So at the risk of going into sharing “too much information” and what some may consider a personal matter…I want to share some interesting facts about GCS (Gender Confirmation Surgery) that you may or may not know.
After my surgery, I went through a period of time where I was worried about how I would function sexually and how my vagina would look and feel to me. Its major surgery so there are no guarantees.
When I first got out of surgery I was in a tremendous amount of pain. I had a catheter in me and I was packed with gauze. Morphine, and later Hydrocodone, took care of the pain, but there was still the worry about “How is this going to work out!”
The packing and catheter were removed after a few days and the real “work” began. Once I was able to, I had to dilate my vagina (A trans woman’s vagina is called a neo vagina…meaning a new vagina).
That entails using medical grade devices, similar to smooth dildos, three times a day to prevent my body from healing and closing shut. There are 4 sizes of dilators, progressing in width as you go.
If you don’t dilate, you end up with a pee hole which can’t function in any sexual way…so its critical to do it if you actually want a functional vagina.
So now that I’m 7 months post surgery, I only have to dilate once a day. I will have to keep doing that for the rest of my life or risk losing depth and width….which I won’t allow to happen!
I discovered a few other things after I healed sufficiently:
1. I can orgasm. (I can’t even begin to describe how absolutely wonderful it is to climax as a woman but if you are in transition and considering surgery, believe me when I tell you its everything you can imagine it would be!)

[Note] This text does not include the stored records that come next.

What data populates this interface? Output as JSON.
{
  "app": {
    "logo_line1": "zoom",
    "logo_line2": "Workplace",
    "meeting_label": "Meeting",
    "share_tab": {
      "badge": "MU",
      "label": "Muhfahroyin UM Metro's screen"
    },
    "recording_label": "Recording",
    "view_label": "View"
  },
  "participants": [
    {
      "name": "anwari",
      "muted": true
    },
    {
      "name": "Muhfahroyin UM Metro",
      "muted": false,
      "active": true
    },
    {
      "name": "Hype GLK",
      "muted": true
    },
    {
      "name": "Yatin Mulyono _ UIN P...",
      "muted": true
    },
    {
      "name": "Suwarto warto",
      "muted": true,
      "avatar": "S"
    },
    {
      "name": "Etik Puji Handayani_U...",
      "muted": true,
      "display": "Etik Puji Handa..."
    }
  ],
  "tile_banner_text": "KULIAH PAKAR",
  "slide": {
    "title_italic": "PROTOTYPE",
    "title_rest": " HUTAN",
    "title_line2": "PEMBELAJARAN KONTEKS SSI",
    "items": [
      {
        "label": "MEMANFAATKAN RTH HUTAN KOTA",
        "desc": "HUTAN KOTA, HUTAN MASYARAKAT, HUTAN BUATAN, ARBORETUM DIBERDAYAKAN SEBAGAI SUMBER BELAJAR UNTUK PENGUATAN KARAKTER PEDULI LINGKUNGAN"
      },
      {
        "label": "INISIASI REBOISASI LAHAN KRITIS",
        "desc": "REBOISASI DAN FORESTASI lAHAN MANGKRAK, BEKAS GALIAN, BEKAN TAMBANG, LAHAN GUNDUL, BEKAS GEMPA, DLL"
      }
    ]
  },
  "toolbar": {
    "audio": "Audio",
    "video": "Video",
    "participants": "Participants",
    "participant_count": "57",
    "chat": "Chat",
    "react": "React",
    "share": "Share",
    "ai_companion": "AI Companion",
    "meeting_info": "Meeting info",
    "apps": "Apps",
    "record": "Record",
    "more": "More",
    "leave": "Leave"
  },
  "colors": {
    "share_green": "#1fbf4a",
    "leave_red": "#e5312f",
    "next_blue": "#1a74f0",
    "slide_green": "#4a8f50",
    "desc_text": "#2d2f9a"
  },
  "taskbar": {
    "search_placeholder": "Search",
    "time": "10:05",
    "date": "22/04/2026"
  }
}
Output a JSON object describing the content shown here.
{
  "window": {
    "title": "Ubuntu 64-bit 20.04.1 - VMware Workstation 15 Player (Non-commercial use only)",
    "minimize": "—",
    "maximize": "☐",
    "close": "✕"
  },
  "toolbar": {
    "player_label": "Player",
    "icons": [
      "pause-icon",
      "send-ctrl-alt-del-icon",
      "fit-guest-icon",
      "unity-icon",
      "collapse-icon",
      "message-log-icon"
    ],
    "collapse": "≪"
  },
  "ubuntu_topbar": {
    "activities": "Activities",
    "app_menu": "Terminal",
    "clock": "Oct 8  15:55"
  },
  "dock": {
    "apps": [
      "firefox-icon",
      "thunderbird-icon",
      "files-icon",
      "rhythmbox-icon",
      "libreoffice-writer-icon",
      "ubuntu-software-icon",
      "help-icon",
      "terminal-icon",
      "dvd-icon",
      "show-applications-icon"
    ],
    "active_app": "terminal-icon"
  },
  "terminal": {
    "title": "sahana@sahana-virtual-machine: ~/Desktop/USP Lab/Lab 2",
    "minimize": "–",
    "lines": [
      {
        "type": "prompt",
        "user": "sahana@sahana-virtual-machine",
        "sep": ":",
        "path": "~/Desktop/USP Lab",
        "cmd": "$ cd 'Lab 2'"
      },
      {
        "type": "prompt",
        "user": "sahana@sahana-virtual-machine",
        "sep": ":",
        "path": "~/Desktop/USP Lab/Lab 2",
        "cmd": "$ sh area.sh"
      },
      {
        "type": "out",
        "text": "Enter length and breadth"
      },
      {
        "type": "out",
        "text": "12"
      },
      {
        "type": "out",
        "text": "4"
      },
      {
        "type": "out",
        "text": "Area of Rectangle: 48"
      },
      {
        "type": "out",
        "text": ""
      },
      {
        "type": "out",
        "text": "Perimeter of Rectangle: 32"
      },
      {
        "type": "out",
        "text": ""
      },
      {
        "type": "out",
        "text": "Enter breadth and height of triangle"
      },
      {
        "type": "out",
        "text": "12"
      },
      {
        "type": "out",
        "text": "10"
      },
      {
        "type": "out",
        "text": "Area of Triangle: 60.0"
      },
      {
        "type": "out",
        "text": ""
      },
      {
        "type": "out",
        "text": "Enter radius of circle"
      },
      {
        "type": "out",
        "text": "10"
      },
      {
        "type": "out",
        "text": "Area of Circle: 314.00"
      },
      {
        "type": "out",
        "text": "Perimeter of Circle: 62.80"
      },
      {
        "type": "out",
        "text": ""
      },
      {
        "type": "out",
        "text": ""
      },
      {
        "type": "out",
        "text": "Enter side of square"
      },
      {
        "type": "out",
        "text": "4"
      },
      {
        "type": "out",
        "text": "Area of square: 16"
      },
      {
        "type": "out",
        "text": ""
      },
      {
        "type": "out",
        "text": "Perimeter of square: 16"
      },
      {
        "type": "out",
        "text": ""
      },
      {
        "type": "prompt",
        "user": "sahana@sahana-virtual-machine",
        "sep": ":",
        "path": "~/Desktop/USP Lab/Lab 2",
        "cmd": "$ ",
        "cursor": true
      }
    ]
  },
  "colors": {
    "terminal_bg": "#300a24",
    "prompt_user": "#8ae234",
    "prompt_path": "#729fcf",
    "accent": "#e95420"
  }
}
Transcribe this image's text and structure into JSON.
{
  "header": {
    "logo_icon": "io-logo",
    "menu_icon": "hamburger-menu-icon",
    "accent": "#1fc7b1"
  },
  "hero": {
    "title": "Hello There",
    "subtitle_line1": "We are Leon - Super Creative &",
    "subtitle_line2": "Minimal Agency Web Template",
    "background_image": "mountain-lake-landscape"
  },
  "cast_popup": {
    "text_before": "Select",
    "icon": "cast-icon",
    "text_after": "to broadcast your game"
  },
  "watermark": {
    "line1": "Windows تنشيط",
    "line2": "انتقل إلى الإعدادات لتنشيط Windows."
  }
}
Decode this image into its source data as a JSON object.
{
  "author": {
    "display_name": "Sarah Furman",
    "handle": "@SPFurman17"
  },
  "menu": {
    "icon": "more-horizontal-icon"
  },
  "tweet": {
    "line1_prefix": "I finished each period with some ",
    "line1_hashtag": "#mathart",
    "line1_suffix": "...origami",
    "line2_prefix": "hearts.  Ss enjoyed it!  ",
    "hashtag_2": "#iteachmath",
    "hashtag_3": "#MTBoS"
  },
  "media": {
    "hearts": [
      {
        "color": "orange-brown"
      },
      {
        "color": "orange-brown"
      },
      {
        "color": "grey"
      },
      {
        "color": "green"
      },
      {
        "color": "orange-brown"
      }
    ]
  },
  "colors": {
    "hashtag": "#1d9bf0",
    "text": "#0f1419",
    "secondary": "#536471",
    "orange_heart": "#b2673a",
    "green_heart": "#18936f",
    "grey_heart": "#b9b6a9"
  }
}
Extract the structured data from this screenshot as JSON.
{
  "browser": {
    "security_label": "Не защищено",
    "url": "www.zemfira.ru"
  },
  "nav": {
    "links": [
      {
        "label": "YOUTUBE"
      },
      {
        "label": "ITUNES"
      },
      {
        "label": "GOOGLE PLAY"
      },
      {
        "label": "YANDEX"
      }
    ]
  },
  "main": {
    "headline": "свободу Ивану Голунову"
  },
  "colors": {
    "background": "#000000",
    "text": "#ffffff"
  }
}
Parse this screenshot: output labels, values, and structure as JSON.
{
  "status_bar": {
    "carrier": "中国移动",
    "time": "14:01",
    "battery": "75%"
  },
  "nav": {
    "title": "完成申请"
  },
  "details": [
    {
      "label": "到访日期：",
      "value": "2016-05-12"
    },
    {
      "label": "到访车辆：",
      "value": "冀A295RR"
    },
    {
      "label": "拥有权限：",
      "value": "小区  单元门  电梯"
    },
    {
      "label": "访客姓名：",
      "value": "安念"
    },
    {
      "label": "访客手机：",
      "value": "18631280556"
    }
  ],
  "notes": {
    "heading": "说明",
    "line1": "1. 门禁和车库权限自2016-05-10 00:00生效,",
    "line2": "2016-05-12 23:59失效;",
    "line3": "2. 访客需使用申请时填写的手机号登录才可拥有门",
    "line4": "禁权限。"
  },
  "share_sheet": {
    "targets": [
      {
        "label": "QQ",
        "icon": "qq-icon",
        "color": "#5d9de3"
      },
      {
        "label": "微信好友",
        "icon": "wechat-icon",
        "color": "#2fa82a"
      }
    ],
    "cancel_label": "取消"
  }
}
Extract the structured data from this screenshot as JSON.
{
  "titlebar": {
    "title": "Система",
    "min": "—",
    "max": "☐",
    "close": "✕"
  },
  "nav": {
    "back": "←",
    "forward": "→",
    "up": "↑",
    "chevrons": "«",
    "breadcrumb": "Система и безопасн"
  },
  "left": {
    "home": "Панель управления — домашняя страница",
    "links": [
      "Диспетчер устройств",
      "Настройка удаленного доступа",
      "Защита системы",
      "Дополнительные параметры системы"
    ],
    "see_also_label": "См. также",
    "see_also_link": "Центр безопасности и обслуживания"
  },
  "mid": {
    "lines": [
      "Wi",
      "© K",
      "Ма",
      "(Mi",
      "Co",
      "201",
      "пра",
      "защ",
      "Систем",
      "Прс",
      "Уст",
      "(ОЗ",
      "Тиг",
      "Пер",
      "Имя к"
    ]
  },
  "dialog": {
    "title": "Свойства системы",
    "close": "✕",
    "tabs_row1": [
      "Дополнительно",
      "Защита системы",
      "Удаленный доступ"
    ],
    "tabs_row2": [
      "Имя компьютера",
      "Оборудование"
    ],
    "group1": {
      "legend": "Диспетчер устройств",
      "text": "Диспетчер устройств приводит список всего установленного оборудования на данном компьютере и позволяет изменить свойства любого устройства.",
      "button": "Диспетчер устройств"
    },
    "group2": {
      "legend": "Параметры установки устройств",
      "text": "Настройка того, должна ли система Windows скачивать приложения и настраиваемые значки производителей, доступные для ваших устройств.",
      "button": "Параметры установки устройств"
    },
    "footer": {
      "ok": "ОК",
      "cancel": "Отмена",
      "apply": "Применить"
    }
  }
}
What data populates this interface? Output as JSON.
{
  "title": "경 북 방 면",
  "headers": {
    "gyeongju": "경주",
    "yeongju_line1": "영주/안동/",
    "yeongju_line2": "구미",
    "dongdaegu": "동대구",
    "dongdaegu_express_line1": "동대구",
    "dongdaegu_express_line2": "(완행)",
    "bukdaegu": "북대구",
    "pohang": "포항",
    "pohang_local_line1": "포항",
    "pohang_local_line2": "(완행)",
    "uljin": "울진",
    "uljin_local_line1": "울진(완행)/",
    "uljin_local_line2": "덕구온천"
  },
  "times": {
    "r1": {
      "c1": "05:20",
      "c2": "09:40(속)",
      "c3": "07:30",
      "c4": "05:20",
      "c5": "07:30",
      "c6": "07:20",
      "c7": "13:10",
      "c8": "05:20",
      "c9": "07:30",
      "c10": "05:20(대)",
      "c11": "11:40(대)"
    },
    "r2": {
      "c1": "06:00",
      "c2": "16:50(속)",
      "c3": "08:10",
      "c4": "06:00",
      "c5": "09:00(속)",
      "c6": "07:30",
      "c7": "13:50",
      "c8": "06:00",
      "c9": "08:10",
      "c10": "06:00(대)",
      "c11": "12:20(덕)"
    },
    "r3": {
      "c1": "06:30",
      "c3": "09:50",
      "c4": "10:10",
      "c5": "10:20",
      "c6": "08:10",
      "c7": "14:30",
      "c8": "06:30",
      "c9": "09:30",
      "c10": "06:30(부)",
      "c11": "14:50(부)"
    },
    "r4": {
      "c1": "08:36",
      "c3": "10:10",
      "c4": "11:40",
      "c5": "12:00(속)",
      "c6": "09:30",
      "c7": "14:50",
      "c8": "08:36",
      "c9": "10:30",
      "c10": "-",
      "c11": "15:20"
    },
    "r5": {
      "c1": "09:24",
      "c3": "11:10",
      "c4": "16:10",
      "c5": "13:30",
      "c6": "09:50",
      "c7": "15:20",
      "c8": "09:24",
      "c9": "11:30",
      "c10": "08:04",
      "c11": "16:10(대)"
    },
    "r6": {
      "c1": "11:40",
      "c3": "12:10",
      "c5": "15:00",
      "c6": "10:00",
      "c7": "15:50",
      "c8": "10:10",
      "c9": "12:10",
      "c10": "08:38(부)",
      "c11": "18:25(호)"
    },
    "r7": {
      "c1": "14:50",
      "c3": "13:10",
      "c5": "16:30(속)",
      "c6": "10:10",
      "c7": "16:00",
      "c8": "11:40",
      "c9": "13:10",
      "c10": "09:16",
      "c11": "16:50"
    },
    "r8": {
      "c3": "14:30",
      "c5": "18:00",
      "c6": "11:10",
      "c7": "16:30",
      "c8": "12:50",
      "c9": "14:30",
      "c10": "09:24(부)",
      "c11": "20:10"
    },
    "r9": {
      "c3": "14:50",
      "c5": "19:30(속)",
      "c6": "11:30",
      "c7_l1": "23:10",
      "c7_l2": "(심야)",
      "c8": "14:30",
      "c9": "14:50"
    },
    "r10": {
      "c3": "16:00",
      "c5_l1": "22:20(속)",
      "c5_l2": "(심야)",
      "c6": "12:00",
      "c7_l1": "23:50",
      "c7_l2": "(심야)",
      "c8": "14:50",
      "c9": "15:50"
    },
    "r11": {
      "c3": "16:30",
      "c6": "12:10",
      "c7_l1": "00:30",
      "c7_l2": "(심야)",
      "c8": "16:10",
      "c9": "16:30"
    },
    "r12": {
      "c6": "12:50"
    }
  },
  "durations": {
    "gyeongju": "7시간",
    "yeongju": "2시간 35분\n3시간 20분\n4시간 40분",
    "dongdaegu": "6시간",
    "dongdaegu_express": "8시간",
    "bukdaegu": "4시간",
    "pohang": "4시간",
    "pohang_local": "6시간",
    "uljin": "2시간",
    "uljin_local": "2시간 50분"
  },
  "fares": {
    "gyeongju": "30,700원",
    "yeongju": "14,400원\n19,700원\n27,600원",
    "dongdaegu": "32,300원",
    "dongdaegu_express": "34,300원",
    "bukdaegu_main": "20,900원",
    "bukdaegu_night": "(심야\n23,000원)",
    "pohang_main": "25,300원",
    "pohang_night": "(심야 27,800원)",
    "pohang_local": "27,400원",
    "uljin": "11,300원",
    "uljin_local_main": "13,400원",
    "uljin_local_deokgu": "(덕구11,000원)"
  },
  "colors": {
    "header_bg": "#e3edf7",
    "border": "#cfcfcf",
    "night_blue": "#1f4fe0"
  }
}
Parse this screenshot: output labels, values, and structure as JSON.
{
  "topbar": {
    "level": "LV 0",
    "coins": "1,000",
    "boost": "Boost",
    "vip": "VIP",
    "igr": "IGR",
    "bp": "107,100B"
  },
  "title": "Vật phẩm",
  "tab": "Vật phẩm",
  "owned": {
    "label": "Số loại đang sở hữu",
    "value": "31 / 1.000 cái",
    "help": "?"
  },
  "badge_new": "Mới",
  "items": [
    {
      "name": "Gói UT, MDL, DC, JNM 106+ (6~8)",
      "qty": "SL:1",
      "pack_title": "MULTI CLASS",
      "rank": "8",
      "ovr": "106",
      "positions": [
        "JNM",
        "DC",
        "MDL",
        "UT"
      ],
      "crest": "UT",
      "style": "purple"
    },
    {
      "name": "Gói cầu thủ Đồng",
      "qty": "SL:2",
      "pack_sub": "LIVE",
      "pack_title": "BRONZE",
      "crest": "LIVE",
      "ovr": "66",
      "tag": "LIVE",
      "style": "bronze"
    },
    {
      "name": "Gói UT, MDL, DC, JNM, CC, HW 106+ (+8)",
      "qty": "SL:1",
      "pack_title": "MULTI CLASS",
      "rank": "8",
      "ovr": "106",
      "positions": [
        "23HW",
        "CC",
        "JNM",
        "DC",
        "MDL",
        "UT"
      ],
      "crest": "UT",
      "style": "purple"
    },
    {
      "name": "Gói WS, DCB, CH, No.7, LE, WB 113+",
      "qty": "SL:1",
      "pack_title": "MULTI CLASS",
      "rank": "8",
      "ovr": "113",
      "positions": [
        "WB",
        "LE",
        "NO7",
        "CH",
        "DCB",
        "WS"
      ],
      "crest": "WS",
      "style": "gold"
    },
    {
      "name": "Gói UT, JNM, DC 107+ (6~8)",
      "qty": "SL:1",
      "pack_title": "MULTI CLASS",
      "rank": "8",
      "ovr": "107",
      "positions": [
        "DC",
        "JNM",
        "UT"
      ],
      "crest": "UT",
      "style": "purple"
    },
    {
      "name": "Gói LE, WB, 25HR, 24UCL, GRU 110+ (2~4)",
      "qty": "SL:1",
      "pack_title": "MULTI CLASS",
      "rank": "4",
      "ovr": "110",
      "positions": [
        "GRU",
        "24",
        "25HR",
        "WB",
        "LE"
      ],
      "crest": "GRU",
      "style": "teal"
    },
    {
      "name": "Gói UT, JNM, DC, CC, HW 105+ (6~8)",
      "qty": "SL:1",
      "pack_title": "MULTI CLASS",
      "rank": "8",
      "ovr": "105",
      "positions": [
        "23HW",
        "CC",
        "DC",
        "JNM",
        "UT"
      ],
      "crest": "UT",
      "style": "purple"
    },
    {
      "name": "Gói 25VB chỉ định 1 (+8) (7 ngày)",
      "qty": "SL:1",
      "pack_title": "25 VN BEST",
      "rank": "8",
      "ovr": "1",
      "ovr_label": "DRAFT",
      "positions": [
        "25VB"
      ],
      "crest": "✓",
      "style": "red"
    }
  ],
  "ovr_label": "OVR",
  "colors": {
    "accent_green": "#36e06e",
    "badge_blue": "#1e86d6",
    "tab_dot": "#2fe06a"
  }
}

2. Physically, my vagina is indistinguishable from that of a CIS woman. I am super critical of my body so THAT was really important to me! The first time my GP examined me after surgery she said, “Oh my God Toni, that’s wonderful!”…which made me do a happy dance…lol!
3. I discovered that they don’t remove the erectile tissue. Which translates into an erect clitoris whenever I’m aroused. The same thing happens to CIS women when they are sexually aroused so its as normal as can be. Its also amazing when it happens when I’m out and about and its spontaneous. Suffice it to say I find myself crossing my legs and smiling a lot!
4. I have no testosterone….I mean zero! So that’s expected since the testicles are removed during surgery. The problem is that CIS women produce a small amount of testosterone naturally…and post surgical trans women don’t. Testosterone is necessary, albeit in a small amount, to maintain energy and a healthy balance so I use a prescription T cream daily to supplement that. My hormone regiment is an IM estradiol injection every two weeks and the cream daily…for the rest of my life.
There’s so much more to the surgery and the follow up that I could literally write a book on my personal experience but I hope that at least some of this information helps other trans women understand another woman’s experience with surgery.
Huge hugs and always look forward. The past is already in your rearview mirror.
#gender #transgender #surgery